Dr. Abdellah developed educational materials in many key areas of public health, including AIDS, the mentally handicapped, violence, hospice care, smoking cessation, alcoholism, and drug addiction. Dr. Abdellah, after teaching at several prestigious universities, founded the Graduate School of Nursing at the Uniformed Services University of the Health Sciences and served as the school’s first dean.
Or maybe #dresslikeawoman means to dress like Bessie Coleman? She was the world’s first African American woman aviator who earned her pilot’s license in 1921 in France, two years before her more famous contemporary, Amelia Earhart.
Bessie Coleman, the tenth child in a family of thirteen, grew up in a large, single-parent family in rural Texas. She learned about aviation through childhood reading, finished high school and some teacher’s college training, and moved to Chicago. She was denied entry into flight school in the US. So, she learned French and went to France. In 1921 she earned an international pilot’s license from the highly respected Federation Aeronautique International.
She returned to the United States and spent the next five years touring the country, giving exhibition flights, barnstorming and parachuting at airports. She left a substantial legacy because of her modeling a pathway for women and people of color in aviation, and her challenges to Jim Crow practices.
Or how about Grace Hopper, a mathematics genius who pioneered COBAL and invented the phrase “computer bug”?
Hopper earned her B.A. in mathematics and physics from Vassar College and her M.A. and Ph.D. from Yale. Hopper began her professional career teaching mathematics at Vassar College, and remained there until the early 1940s.
In 1943, wanting to aid her country during World War II, Hopper joined the United States Navy. She was soon assigned to the Bureau of Ordnance Computation Project at Harvard University, where she began her legacy of groundbreaking computer programming with the Mark I, a precursor to electronic computers. Hopper became a faculty member at Harvard’s computation laboratory in 1946 and continued her programming work with the Mark II and Mark III computers.
The Mark I electromechanical computer was the early supercomputer that helped Manhattan Project scientists simulate the effects of an atomic bomb. In 1947, a moth a got into a mechanical relay and jammed the system. When Hopper removed it, she taped the moth into the team’s operational logbook with the caption “First actual case of bug being found:”
Believing that a much wider audience could operate a computer if it was more user-friendly and more programmer-friendly, Hopper joined the Eckert-Mauchly Computer Corporation (later the Sperry Corporation) in 1949. There, she worked on the UNIVAC I, the first commercial electronic computer.
In 1952, Hopper was credited with creating the first compiler for modern computers, a program that translates instructions written by a programmer into codes that can be read by a computer.

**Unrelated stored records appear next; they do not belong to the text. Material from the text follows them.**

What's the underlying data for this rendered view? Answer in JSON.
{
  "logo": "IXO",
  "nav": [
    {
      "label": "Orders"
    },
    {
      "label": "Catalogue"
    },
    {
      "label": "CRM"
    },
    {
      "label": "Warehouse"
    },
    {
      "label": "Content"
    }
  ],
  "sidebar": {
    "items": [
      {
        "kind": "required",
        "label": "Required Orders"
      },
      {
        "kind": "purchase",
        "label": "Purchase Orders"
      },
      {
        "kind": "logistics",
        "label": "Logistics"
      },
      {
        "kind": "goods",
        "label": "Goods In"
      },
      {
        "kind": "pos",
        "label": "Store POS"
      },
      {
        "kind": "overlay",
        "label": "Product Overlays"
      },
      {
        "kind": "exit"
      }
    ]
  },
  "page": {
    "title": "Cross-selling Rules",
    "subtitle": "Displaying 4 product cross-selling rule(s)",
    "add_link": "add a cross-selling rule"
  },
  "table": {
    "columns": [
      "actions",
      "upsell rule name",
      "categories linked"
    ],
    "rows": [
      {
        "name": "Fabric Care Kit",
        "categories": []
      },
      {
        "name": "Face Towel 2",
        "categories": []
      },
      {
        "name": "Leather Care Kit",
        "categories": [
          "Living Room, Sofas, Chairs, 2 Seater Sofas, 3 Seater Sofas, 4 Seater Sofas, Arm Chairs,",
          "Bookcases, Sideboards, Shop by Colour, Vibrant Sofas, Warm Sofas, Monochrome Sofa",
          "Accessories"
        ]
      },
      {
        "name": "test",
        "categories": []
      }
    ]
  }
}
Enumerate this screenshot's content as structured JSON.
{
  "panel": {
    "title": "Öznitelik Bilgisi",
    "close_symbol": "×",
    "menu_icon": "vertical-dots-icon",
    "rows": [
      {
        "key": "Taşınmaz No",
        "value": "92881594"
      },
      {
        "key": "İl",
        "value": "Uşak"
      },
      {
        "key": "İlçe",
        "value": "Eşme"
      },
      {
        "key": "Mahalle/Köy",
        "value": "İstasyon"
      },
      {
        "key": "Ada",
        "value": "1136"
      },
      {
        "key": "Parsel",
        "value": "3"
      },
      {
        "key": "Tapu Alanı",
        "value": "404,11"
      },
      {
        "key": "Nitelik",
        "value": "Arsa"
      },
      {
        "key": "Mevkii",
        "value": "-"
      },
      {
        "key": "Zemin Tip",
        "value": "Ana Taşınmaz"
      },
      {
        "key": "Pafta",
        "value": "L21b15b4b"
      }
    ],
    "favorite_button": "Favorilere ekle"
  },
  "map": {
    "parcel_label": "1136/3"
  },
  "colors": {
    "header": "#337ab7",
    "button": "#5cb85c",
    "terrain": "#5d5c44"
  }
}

Hopper went on to develop the FLOW-MATIC computer programming language (1957) and shortly after, pioneered the Common Business Oriented Language (COBOL).
As meme worthy as Einstein, she said:
A ship in port is safe, but this is not what ships are built for. Sail out to sea and do new things.
#dresslikeawoman and take on the world.